Top of Supplied data
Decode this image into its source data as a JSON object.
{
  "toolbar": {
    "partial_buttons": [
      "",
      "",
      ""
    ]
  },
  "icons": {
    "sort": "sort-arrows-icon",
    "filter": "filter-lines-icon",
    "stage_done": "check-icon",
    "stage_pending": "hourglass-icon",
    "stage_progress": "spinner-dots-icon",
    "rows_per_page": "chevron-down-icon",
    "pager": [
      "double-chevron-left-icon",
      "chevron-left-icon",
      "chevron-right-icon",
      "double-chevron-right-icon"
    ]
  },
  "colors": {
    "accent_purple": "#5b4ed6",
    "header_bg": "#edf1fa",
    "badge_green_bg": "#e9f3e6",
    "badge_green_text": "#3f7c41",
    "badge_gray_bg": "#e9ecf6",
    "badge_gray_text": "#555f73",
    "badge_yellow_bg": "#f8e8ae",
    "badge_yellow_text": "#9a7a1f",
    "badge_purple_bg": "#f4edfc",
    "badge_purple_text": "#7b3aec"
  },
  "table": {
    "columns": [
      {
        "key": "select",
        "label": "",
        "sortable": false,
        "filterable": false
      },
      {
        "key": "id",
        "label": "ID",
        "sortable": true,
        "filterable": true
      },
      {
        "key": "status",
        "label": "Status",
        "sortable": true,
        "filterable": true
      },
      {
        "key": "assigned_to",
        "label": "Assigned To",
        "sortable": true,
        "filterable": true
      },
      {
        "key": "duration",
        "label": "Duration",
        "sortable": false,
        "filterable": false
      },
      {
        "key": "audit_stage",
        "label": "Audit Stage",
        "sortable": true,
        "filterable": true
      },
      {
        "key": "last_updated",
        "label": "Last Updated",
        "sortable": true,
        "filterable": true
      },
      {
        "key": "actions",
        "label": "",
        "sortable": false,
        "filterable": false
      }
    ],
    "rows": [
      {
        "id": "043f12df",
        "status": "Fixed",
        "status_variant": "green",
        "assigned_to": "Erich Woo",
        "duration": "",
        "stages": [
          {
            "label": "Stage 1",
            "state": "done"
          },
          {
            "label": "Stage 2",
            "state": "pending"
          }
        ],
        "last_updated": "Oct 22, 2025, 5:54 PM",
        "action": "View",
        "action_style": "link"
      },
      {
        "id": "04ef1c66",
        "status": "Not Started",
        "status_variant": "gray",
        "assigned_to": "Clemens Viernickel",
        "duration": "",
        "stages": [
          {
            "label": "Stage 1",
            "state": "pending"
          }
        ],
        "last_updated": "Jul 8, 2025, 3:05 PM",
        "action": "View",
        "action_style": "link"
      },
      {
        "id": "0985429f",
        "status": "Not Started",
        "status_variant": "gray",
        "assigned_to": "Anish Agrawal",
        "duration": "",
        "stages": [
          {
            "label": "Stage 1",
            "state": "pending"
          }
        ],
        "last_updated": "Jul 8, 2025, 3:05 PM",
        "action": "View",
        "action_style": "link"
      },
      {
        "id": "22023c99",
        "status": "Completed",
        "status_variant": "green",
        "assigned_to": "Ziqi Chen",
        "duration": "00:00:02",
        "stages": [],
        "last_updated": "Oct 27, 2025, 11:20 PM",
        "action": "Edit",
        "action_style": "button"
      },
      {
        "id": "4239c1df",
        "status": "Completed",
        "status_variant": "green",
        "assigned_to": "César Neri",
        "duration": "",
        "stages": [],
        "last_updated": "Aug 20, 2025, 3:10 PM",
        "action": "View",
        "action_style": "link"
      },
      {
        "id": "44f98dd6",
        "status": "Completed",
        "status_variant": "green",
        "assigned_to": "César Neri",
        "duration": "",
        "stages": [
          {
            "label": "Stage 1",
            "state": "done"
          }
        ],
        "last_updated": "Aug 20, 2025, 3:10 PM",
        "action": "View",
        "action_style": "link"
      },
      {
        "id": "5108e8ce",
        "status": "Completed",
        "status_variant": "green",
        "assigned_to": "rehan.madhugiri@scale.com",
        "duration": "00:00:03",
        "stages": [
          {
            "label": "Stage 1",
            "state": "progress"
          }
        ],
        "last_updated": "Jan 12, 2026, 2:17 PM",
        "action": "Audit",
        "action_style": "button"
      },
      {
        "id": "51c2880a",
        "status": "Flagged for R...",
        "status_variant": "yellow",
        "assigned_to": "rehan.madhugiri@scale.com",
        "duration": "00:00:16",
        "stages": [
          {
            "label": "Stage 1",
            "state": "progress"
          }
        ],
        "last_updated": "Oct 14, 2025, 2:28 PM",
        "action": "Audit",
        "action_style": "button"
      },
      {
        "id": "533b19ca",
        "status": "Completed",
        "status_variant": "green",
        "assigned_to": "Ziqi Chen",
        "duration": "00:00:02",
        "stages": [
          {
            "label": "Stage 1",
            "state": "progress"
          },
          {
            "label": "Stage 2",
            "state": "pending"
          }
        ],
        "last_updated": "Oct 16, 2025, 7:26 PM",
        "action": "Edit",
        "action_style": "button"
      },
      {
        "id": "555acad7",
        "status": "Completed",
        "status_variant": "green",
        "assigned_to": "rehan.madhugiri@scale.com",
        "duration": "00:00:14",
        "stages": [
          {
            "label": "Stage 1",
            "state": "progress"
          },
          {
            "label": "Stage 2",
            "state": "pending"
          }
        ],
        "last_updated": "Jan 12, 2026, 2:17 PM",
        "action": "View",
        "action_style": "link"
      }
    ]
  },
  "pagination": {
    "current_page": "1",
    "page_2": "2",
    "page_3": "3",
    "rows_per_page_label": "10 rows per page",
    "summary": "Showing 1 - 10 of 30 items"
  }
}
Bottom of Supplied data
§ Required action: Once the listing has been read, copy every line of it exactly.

§ Task answer:
Decode this image into its source data as a JSON object.
{
  "toolbar": {
    "partial_buttons": [
      "",
      "",
      ""
    ]
  },
  "icons": {
    "sort": "sort-arrows-icon",
    "filter": "filter-lines-icon",
    "stage_done": "check-icon",
    "stage_pending": "hourglass-icon",
    "stage_progress": "spinner-dots-icon",
    "rows_per_page": "chevron-down-icon",
    "pager": [
      "double-chevron-left-icon",
      "chevron-left-icon",
      "chevron-right-icon",
      "double-chevron-right-icon"
    ]
  },
  "colors": {
    "accent_purple": "#5b4ed6",
    "header_bg": "#edf1fa",
    "badge_green_bg": "#e9f3e6",
    "badge_green_text": "#3f7c41",
    "badge_gray_bg": "#e9ecf6",
    "badge_gray_text": "#555f73",
    "badge_yellow_bg": "#f8e8ae",
    "badge_yellow_text": "#9a7a1f",
    "badge_purple_bg": "#f4edfc",
    "badge_purple_text": "#7b3aec"
  },
  "table": {
    "columns": [
      {
        "key": "select",
        "label": "",
        "sortable": false,
        "filterable": false
      },
      {
        "key": "id",
        "label": "ID",
        "sortable": true,
        "filterable": true
      },
      {
        "key": "status",
        "label": "Status",
        "sortable": true,
        "filterable": true
      },
      {
        "key": "assigned_to",
        "label": "Assigned To",
        "sortable": true,
        "filterable": true
      },
      {
        "key": "duration",
        "label": "Duration",
        "sortable": false,
        "filterable": false
      },
      {
        "key": "audit_stage",
        "label": "Audit Stage",
        "sortable": true,
        "filterable": true
      },
      {
        "key": "last_updated",
        "label": "Last Updated",
        "sortable": true,
        "filterable": true
      },
      {
        "key": "actions",
        "label": "",
        "sortable": false,
        "filterable": false
      }
    ],
    "rows": [
      {
        "id": "043f12df",
        "status": "Fixed",
        "status_variant": "green",
        "assigned_to": "Erich Woo",
        "duration": "",
        "stages": [
          {
            "label": "Stage 1",
            "state": "done"
          },
          {
            "label": "Stage 2",
            "state": "pending"
          }
        ],
        "last_updated": "Oct 22, 2025, 5:54 PM",
        "action": "View",
        "action_style": "link"
      },
      {
        "id": "04ef1c66",
        "status": "Not Started",
        "status_variant": "gray",
        "assigned_to": "Clemens Viernickel",
        "duration": "",
        "stages": [
          {
            "label": "Stage 1",
            "state": "pending"
          }
        ],
        "last_updated": "Jul 8, 2025, 3:05 PM",
        "action": "View",
        "action_style": "link"
      },
      {
        "id": "0985429f",
        "status": "Not Started",
        "status_variant": "gray",
        "assigned_to": "Anish Agrawal",
        "duration": "",
        "stages": [
          {
            "label": "Stage 1",
            "state": "pending"
          }
        ],
        "last_updated": "Jul 8, 2025, 3:05 PM",
        "action": "View",
        "action_style": "link"
      },
      {
        "id": "22023c99",
        "status": "Completed",
        "status_variant": "green",
        "assigned_to": "Ziqi Chen",
        "duration": "00:00:02",
        "stages": [],
        "last_updated": "Oct 27, 2025, 11:20 PM",
        "action": "Edit",
        "action_style": "button"
      },
      {
        "id": "4239c1df",
        "status": "Completed",
        "status_variant": "green",
        "assigned_to": "César Neri",
        "duration": "",
        "stages": [],
        "last_updated": "Aug 20, 2025, 3:10 PM",
        "action": "View",
        "action_style": "link"
      },
      {
        "id": "44f98dd6",
        "status": "Completed",
        "status_variant": "green",
        "assigned_to": "César Neri",
        "duration": "",
        "stages": [
          {
            "label": "Stage 1",
            "state": "done"
          }
        ],
        "last_updated": "Aug 20, 2025, 3:10 PM",
        "action": "View",
        "action_style": "link"
      },
      {
        "id": "5108e8ce",
        "status": "Completed",
        "status_variant": "green",
        "assigned_to": "rehan.madhugiri@scale.com",
        "duration": "00:00:03",
        "stages": [
          {
            "label": "Stage 1",
            "state": "progress"
          }
        ],
        "last_updated": "Jan 12, 2026, 2:17 PM",
        "action": "Audit",
        "action_style": "button"
      },
      {
        "id": "51c2880a",
        "status": "Flagged for R...",
        "status_variant": "yellow",
        "assigned_to": "rehan.madhugiri@scale.com",
        "duration": "00:00:16",
        "stages": [
          {
            "label": "Stage 1",
            "state": "progress"
          }
        ],
        "last_updated": "Oct 14, 2025, 2:28 PM",
        "action": "Audit",
        "action_style": "button"
      },
      {
        "id": "533b19ca",
        "status": "Completed",
        "status_variant": "green",
        "assigned_to": "Ziqi Chen",
        "duration": "00:00:02",
        "stages": [
          {
            "label": "Stage 1",
            "state": "progress"
          },
          {
            "label": "Stage 2",
            "state": "pending"
          }
        ],
        "last_updated": "Oct 16, 2025, 7:26 PM",
        "action": "Edit",
        "action_style": "button"
      },
      {
        "id": "555acad7",
        "status": "Completed",
        "status_variant": "green",
        "assigned_to": "rehan.madhugiri@scale.com",
        "duration": "00:00:14",
        "stages": [
          {
            "label": "Stage 1",
            "state": "progress"
          },
          {
            "label": "Stage 2",
            "state": "pending"
          }
        ],
        "last_updated": "Jan 12, 2026, 2:17 PM",
        "action": "View",
        "action_style": "link"
      }
    ]
  },
  "pagination": {
    "current_page": "1",
    "page_2": "2",
    "page_3": "3",
    "rows_per_page_label": "10 rows per page",
    "summary": "Showing 1 - 10 of 30 items"
  }
}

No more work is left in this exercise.